## [EXERCISE]
Only lines holding the string "archive" are wanted; copy each one from the material.

## [DATA FOR THIS TASK]
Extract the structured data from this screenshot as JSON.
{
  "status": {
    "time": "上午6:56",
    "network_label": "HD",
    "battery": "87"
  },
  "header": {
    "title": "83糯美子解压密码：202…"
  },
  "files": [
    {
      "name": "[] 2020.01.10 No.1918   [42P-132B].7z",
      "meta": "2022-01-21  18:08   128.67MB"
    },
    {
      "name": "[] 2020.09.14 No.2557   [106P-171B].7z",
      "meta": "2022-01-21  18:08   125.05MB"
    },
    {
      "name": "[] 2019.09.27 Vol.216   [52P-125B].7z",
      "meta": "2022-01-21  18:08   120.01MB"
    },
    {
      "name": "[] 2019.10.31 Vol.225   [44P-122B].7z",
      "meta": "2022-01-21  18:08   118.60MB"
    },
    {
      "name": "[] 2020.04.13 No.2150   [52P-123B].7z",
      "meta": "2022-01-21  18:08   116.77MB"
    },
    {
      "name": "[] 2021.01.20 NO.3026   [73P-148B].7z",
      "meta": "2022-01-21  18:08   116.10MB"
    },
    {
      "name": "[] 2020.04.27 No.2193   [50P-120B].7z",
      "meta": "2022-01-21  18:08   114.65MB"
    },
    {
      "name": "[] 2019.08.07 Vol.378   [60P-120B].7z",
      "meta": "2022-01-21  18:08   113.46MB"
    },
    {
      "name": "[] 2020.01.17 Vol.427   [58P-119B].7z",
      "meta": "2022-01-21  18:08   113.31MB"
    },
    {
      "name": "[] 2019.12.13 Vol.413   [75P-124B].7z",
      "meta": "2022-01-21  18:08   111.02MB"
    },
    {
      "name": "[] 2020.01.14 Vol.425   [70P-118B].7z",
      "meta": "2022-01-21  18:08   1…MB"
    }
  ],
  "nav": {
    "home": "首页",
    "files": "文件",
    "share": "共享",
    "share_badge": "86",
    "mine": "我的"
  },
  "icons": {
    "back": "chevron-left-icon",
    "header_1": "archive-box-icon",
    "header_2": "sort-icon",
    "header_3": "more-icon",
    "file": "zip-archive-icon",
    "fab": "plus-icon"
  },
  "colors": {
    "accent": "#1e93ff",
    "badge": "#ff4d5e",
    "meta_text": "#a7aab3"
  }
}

## [ANSWER TO THE PROBLEM]
    "header_1": "archive-box-icon",
    "file": "zip-archive-icon",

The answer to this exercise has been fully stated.